Applies To: Windows Server 2008 R2

An XPS document is any file that is saved to the XML Paper Specification, or .xps, file format. You can create XPS documents (.xps files) by using any program that you can print from in Windows; however, you can view XPS documents only by using the XPS Viewer, which is included in this version of Windows.

What is the XPS Viewer?

When you click an XPS document, it will open automatically in the XPS Viewer. There are several options for viewing and managing XPS documents in the XPS Viewer, including:

  • Saving a copy of an XPS document to your computer

  • Searching the document for a word or phrase

  • Zooming in or out to make text and pictures easier to read

  • Digitally signing the XPS document

  • Determining who can access the document and for how long by applying document permissions

For more information about the XPS document format, see XML Paper Specification ( on the Microsoft Web site.

Using the XPS Viewer

XPS Viewer is a program you can use to view, search, set permissions for, and digitally sign XPS documents. To begin using the XPS Viewer, open an XPS document. The following table describes toolbar buttons available in XPS Viewer.

Toolbar buttons in the XPS Viewer

Toolbar button Description


Open an XPS document in the viewer, save a copy of a document, or exit the viewer. You can also view document information, like the author or creation date.


Set, make changes to, and view document permissions. You can also select the account you want to use for permissions. If you're the document author, you can set or make changes to document permissions. If you're not the document author, you can see which document permissions you have.


Digitally sign the document, request signatures from other people, and view digital signatures that have already been applied to the document.


View an outline of the document on the Contents pane.

Some documents might not have outlines.


Print an XPS document. If permissions have been applied to the document, make sure you have print permissions before you try to print it.

Find box

Search the document for a word or phrase. The search results will appear in the Contents pane.

XPS documents: frequently asked questions

Here are answers to some common questions about XPS documents.

What is an XPS document?

An XML Paper Specification (XPS) document is a document format you can use to view, save, share, digitally sign, and protect your document’s content. An XPS document is like to an electronic sheet of paper: You can’t change the content on a piece of paper after you print it, and you can’t edit the contents of an XPS document after you save it in the XPS format. In this version of Windows, you can create an XPS document in any program you can print from, but you can only view, sign, and set permissions for XPS documents in the XPS Viewer.

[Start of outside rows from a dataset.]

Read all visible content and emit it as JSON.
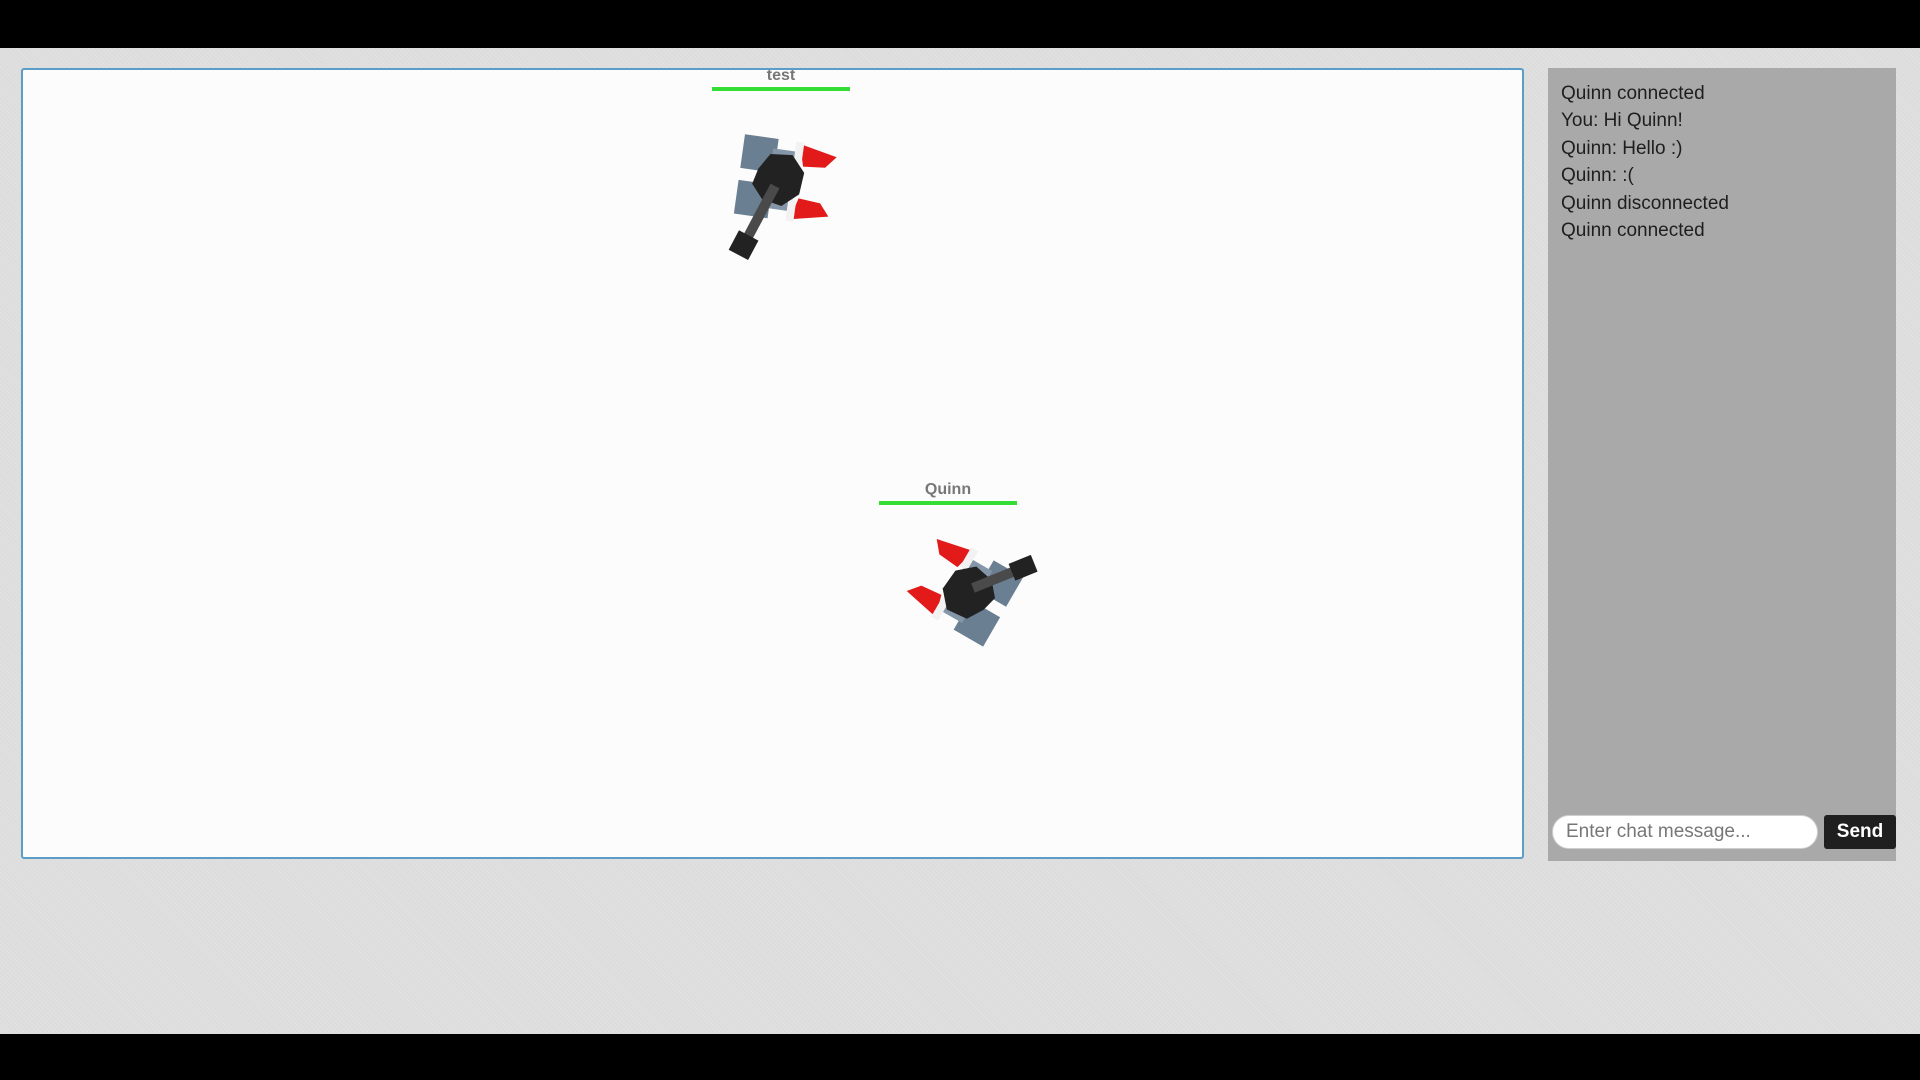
{
  "game": {
    "players": [
      {
        "name": "test",
        "health": 1.0
      },
      {
        "name": "Quinn",
        "health": 1.0
      }
    ],
    "colors": {
      "canvas_background": "#fcfcfc",
      "canvas_border": "#5a9ec8",
      "health_bar": "#33dd33",
      "tank_body": "#6b7f92",
      "tank_core": "#222222",
      "tank_accent": "#e31a1a",
      "turret_barrel": "#4a4a4a",
      "turret_tip": "#222222"
    }
  },
  "chat": {
    "messages": [
      "Quinn connected",
      "You: Hi Quinn!",
      "Quinn: Hello :)",
      "Quinn: :(",
      "Quinn disconnected",
      "Quinn connected"
    ],
    "input_placeholder": "Enter chat message...",
    "send_label": "Send"
  }
}
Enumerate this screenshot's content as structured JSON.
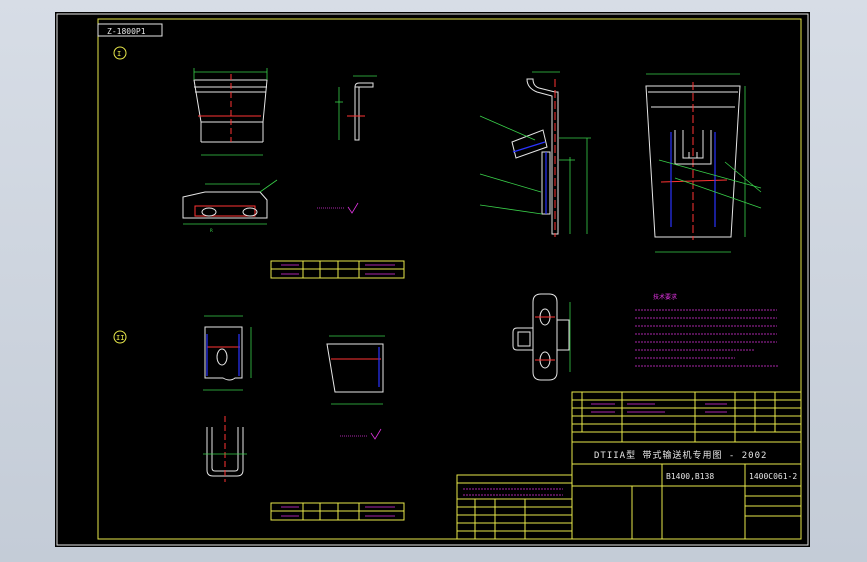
{
  "drawing_number_box": "Z-1800P1",
  "view_markers": [
    "I",
    "II"
  ],
  "notes_title": "技术要求",
  "main_title": "DTIIA型 带式输送机专用图 - 2002",
  "drawing_code": "B1400,B138",
  "part_code": "1400C061-2",
  "part_name": "",
  "colors": {
    "yellow": "#e8e84a",
    "white": "#e6e6e6",
    "green": "#39d04a",
    "red": "#ff3333",
    "magenta": "#e033e0",
    "blue": "#2a34ff"
  }
}
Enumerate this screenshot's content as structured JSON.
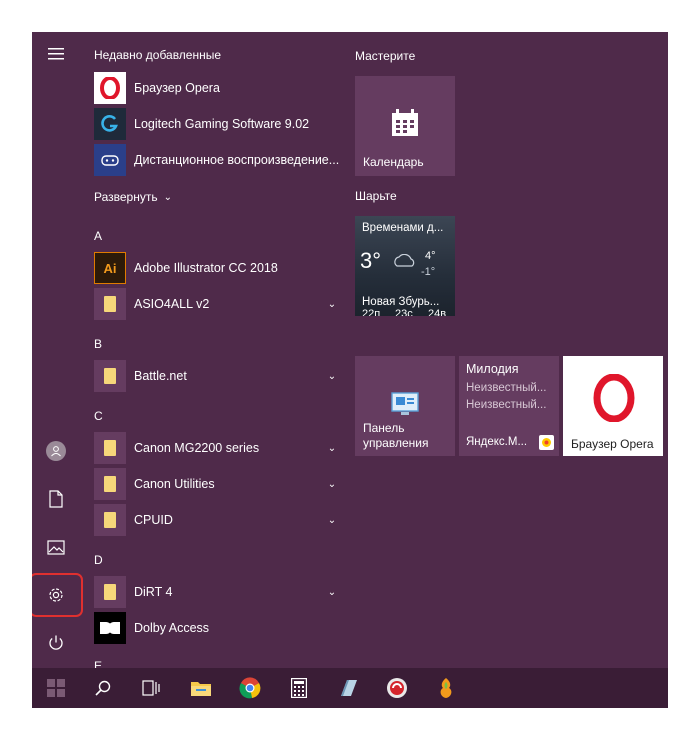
{
  "recent": {
    "heading": "Недавно добавленные",
    "items": [
      {
        "label": "Браузер Opera"
      },
      {
        "label": "Logitech Gaming Software 9.02"
      },
      {
        "label": "Дистанционное воспроизведение..."
      }
    ]
  },
  "expand_label": "Развернуть",
  "sections": [
    {
      "letter": "A",
      "items": [
        {
          "label": "Adobe Illustrator CC 2018"
        },
        {
          "label": "ASIO4ALL v2"
        }
      ]
    },
    {
      "letter": "B",
      "items": [
        {
          "label": "Battle.net"
        }
      ]
    },
    {
      "letter": "C",
      "items": [
        {
          "label": "Canon MG2200 series"
        },
        {
          "label": "Canon Utilities"
        },
        {
          "label": "CPUID"
        }
      ]
    },
    {
      "letter": "D",
      "items": [
        {
          "label": "DiRT 4"
        },
        {
          "label": "Dolby Access"
        }
      ]
    },
    {
      "letter": "E",
      "items": []
    }
  ],
  "tiles": {
    "group1": "Мастерите",
    "calendar_label": "Календарь",
    "group2": "Шарьте",
    "weather": {
      "title": "Временами д...",
      "temp": "3°",
      "high": "4°",
      "low": "-1°",
      "city": "Новая Збурь...",
      "days": [
        "22п",
        "23с",
        "24в"
      ]
    },
    "control_panel_label": "Панель управления",
    "music": {
      "title": "Милодия",
      "line1": "Неизвестный...",
      "line2": "Неизвестный...",
      "app": "Яндекс.М..."
    },
    "opera_label": "Браузер Opera"
  },
  "colors": {
    "menu_bg": "#4f2a4a",
    "tile_bg": "#653c60",
    "taskbar_bg": "#3a1d36",
    "highlight": "#e0302f",
    "opera_red": "#e0162b"
  }
}
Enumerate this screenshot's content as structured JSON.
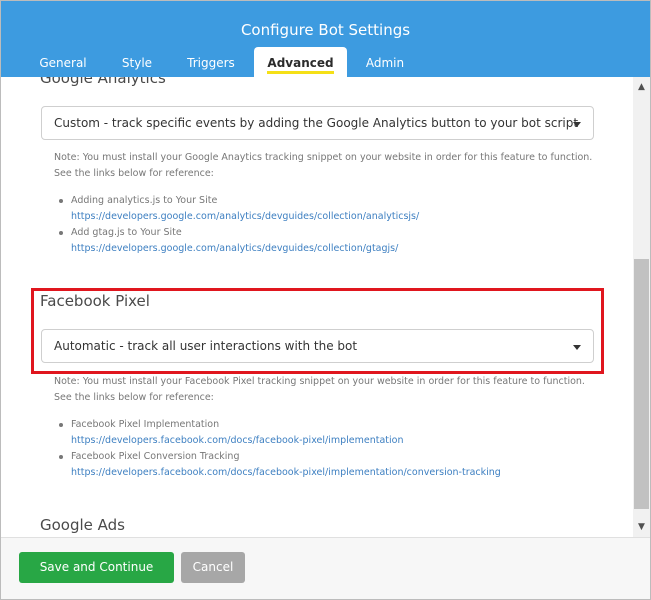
{
  "dialog": {
    "title": "Configure Bot Settings"
  },
  "tabs": [
    {
      "label": "General"
    },
    {
      "label": "Style"
    },
    {
      "label": "Triggers"
    },
    {
      "label": "Advanced"
    },
    {
      "label": "Admin"
    }
  ],
  "active_tab": "Advanced",
  "google_analytics": {
    "title": "Google Analytics",
    "selected": "Custom - track specific events by adding the Google Analytics button to your bot script",
    "note": "Note: You must install your Google Anaytics tracking snippet on your website in order for this feature to function. See the links below for reference:",
    "refs": [
      {
        "label": "Adding analytics.js to Your Site",
        "url": "https://developers.google.com/analytics/devguides/collection/analyticsjs/"
      },
      {
        "label": "Add gtag.js to Your Site",
        "url": "https://developers.google.com/analytics/devguides/collection/gtagjs/"
      }
    ]
  },
  "facebook_pixel": {
    "title": "Facebook Pixel",
    "selected": "Automatic - track all user interactions with the bot",
    "note": "Note: You must install your Facebook Pixel tracking snippet on your website in order for this feature to function. See the links below for reference:",
    "refs": [
      {
        "label": "Facebook Pixel Implementation",
        "url": "https://developers.facebook.com/docs/facebook-pixel/implementation"
      },
      {
        "label": "Facebook Pixel Conversion Tracking",
        "url": "https://developers.facebook.com/docs/facebook-pixel/implementation/conversion-tracking"
      }
    ]
  },
  "google_ads": {
    "title": "Google Ads"
  },
  "footer": {
    "save_label": "Save and Continue",
    "cancel_label": "Cancel"
  },
  "colors": {
    "header": "#3d9be0",
    "active_tab_underline": "#f5e017",
    "highlight": "#e0161e",
    "save": "#28a745",
    "cancel": "#a7a7a7",
    "link": "#3d7fc1"
  }
}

How do I create an XPS document?

You can create an XPS document in any program you can print from, including the entire Microsoft Office system. To learn how to create an XPS document in Microsoft Office, go to the Microsoft Office Help and How-to Web site and search for information about how to save a file in XPS format.

To create an XPS document in other programs, such as Notepad or WordPad

  1. Click the File menu, and then click Print.

  2. In the Print dialog box, select Microsoft XPS Document Writer from the list of available printers, and then click Print.

  3. In the Save the file as dialog box, name your XPS document, and then click Save.

How do I view an XPS document?

While you can create an XPS document in any program you can print from, you can only view, digitally sign, or set permissions for an XPS document in the XPS Viewer, which is included in Windows Server® 2008 R2.

Double-click an XPS document to view it in the XPS Viewer; the document opens in the viewer automatically. To learn more about the toolbars and features in the XPS Viewer, see Using the XPS Viewer.

How can I verify and protect an XPS document?

You can verify an XPS document's authenticity with a digital signature and protect a document's contents with permissions.

A digital signature serves two purposes: It enables you to verify that your XPS document hasn’t been changed since you signed it, and to verify another XPS document’s publisher so you can make sure it comes from a trusted source before you open it.

You can also create permission restrictions for your XPS document so that no one can view, copy, print, or digitally sign your document without your permission. You can set time restrictions on permissions, allow as many or as few permissions as you want to other users, and allow different users to have different levels of access.